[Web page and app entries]
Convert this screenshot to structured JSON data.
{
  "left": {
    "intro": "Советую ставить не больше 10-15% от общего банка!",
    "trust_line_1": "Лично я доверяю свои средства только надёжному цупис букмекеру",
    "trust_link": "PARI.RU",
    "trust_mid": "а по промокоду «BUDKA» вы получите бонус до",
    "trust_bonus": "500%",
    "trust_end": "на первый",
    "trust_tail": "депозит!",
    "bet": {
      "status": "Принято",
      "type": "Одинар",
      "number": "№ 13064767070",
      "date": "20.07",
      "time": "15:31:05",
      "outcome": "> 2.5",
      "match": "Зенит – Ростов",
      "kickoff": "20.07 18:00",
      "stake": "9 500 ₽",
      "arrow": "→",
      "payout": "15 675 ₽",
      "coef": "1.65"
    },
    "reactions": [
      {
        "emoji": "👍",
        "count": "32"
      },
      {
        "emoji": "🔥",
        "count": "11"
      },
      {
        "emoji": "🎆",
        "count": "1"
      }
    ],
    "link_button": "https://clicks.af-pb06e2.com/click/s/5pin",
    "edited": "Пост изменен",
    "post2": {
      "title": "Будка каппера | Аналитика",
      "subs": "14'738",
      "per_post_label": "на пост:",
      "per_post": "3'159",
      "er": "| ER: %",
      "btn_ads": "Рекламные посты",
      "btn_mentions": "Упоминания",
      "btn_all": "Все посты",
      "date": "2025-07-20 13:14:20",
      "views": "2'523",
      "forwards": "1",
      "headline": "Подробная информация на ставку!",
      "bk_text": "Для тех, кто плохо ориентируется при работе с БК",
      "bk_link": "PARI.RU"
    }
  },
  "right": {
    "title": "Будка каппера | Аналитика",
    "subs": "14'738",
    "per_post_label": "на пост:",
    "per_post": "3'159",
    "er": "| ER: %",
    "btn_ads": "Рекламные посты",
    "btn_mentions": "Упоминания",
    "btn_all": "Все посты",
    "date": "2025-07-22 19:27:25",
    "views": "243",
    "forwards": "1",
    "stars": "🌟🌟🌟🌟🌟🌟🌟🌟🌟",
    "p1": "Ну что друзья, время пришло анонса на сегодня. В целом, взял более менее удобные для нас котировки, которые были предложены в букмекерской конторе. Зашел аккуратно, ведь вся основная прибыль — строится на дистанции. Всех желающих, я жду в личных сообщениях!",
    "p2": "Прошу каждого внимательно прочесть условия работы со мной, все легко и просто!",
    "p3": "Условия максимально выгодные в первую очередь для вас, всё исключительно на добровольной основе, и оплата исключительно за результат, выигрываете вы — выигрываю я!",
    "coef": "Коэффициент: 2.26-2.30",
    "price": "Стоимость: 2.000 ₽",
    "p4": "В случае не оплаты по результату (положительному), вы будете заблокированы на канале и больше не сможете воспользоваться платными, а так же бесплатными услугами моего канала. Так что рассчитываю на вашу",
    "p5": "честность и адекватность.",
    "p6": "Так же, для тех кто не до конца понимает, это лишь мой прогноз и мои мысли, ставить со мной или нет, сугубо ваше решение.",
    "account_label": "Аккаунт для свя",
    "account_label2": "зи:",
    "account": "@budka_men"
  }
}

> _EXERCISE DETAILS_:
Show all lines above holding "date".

> _EXERCISE OUTPUT_:
      "date": "20.07",
      "date": "2025-07-20 13:14:20",
    "date": "2025-07-22 19:27:25",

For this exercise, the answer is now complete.